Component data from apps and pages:
===

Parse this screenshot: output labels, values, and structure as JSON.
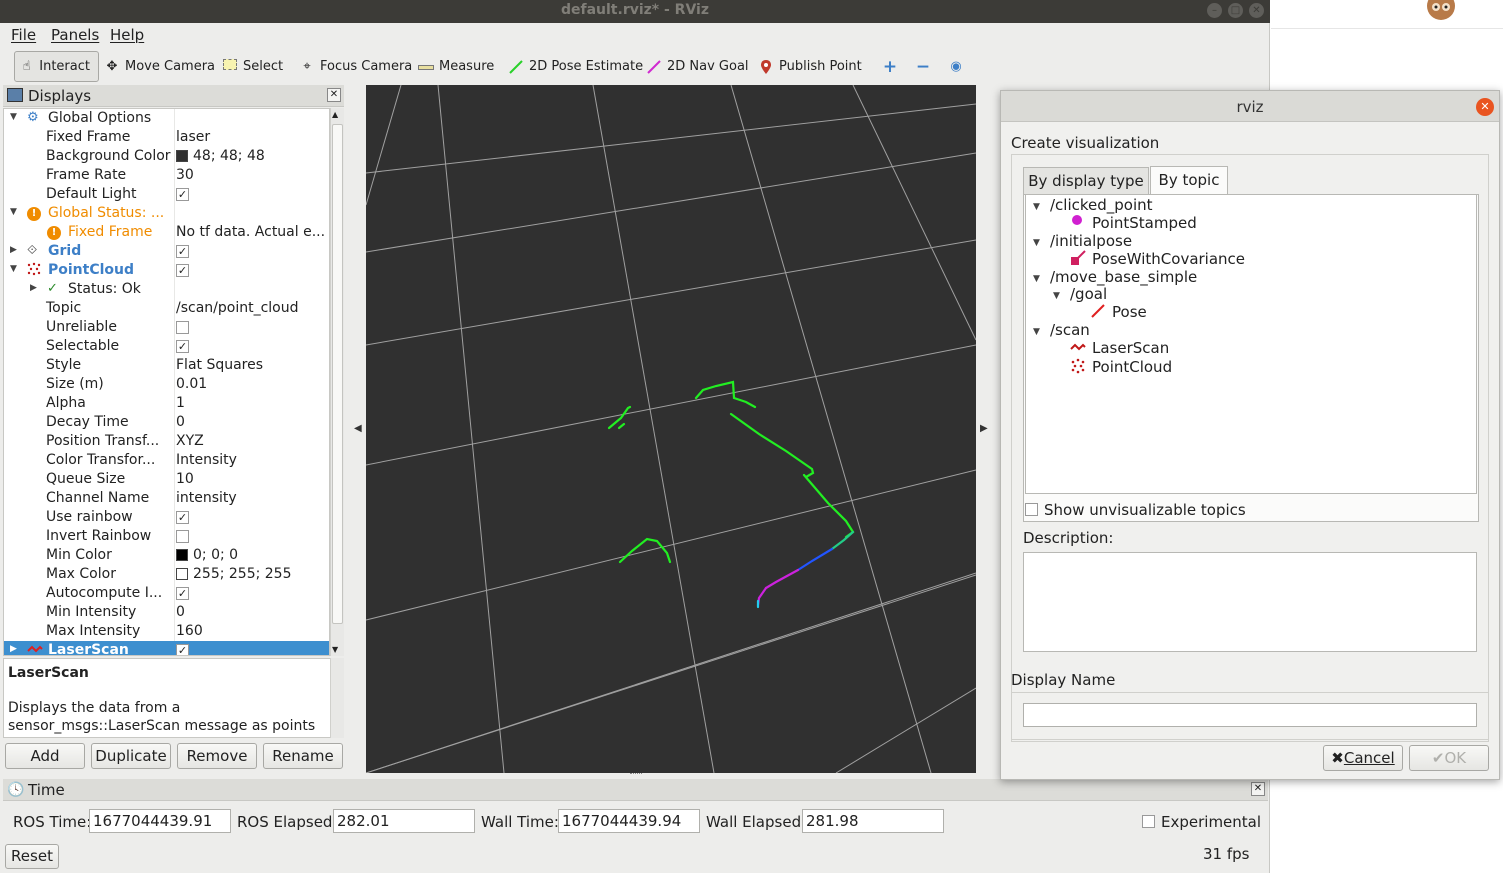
{
  "window": {
    "title": "default.rviz* - RViz"
  },
  "menu": [
    "File",
    "Panels",
    "Help"
  ],
  "toolbar": {
    "tools": [
      {
        "label": "Interact",
        "icon": "hand-icon"
      },
      {
        "label": "Move Camera",
        "icon": "move-camera-icon"
      },
      {
        "label": "Select",
        "icon": "select-icon"
      },
      {
        "label": "Focus Camera",
        "icon": "focus-camera-icon"
      },
      {
        "label": "Measure",
        "icon": "ruler-icon"
      },
      {
        "label": "2D Pose Estimate",
        "icon": "pose-estimate-icon"
      },
      {
        "label": "2D Nav Goal",
        "icon": "nav-goal-icon"
      },
      {
        "label": "Publish Point",
        "icon": "map-pin-icon"
      }
    ],
    "extra_icons": [
      "plus-icon",
      "minus-icon",
      "eye-icon"
    ]
  },
  "displays": {
    "title": "Displays",
    "rows": [
      {
        "name": "Global Options",
        "value": ""
      },
      {
        "name": "Fixed Frame",
        "value": "laser"
      },
      {
        "name": "Background Color",
        "value": "48; 48; 48"
      },
      {
        "name": "Frame Rate",
        "value": "30"
      },
      {
        "name": "Default Light",
        "value": ""
      },
      {
        "name": "Global Status: ...",
        "value": ""
      },
      {
        "name": "Fixed Frame",
        "value": "No tf data.  Actual e..."
      },
      {
        "name": "Grid",
        "value": ""
      },
      {
        "name": "PointCloud",
        "value": ""
      },
      {
        "name": "Status: Ok",
        "value": ""
      },
      {
        "name": "Topic",
        "value": "/scan/point_cloud"
      },
      {
        "name": "Unreliable",
        "value": ""
      },
      {
        "name": "Selectable",
        "value": ""
      },
      {
        "name": "Style",
        "value": "Flat Squares"
      },
      {
        "name": "Size (m)",
        "value": "0.01"
      },
      {
        "name": "Alpha",
        "value": "1"
      },
      {
        "name": "Decay Time",
        "value": "0"
      },
      {
        "name": "Position Transf...",
        "value": "XYZ"
      },
      {
        "name": "Color Transfor...",
        "value": "Intensity"
      },
      {
        "name": "Queue Size",
        "value": "10"
      },
      {
        "name": "Channel Name",
        "value": "intensity"
      },
      {
        "name": "Use rainbow",
        "value": ""
      },
      {
        "name": "Invert Rainbow",
        "value": ""
      },
      {
        "name": "Min Color",
        "value": "0; 0; 0"
      },
      {
        "name": "Max Color",
        "value": "255; 255; 255"
      },
      {
        "name": "Autocompute I...",
        "value": ""
      },
      {
        "name": "Min Intensity",
        "value": "0"
      },
      {
        "name": "Max Intensity",
        "value": "160"
      },
      {
        "name": "LaserScan",
        "value": ""
      }
    ],
    "description_title": "LaserScan",
    "description_text": "Displays the data from a sensor_msgs::LaserScan message as points in the world, drawn as points, billboards, or cubes.",
    "buttons": [
      "Add",
      "Duplicate",
      "Remove",
      "Rename"
    ]
  },
  "time": {
    "title": "Time",
    "ros_time_label": "ROS Time:",
    "ros_time": "1677044439.91",
    "ros_elapsed_label": "ROS Elapsed:",
    "ros_elapsed": "282.01",
    "wall_time_label": "Wall Time:",
    "wall_time": "1677044439.94",
    "wall_elapsed_label": "Wall Elapsed:",
    "wall_elapsed": "281.98",
    "experimental_label": "Experimental",
    "reset_label": "Reset",
    "fps": "31 fps"
  },
  "dialog": {
    "title": "rviz",
    "create_label": "Create visualization",
    "tabs": [
      "By display type",
      "By topic"
    ],
    "topics": [
      {
        "label": "/clicked_point",
        "level": 0
      },
      {
        "label": "PointStamped",
        "level": 1
      },
      {
        "label": "/initialpose",
        "level": 0
      },
      {
        "label": "PoseWithCovariance",
        "level": 1
      },
      {
        "label": "/move_base_simple",
        "level": 0
      },
      {
        "label": "/goal",
        "level": 1
      },
      {
        "label": "Pose",
        "level": 2
      },
      {
        "label": "/scan",
        "level": 0
      },
      {
        "label": "LaserScan",
        "level": 1
      },
      {
        "label": "PointCloud",
        "level": 1
      }
    ],
    "show_unvisualizable": "Show unvisualizable topics",
    "description_label": "Description:",
    "display_name_label": "Display Name",
    "cancel_label": "Cancel",
    "ok_label": "OK"
  },
  "colors": {
    "viewport_bg": "#303030",
    "selection": "#3d8fcf",
    "warning": "#f08c00",
    "link_blue": "#3d7fc7",
    "scan_green": "#00ff00"
  }
}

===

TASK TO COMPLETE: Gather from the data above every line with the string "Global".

WRITTEN SOLUTION:
        "name": "Global Options",
        "name": "Global Status: ...",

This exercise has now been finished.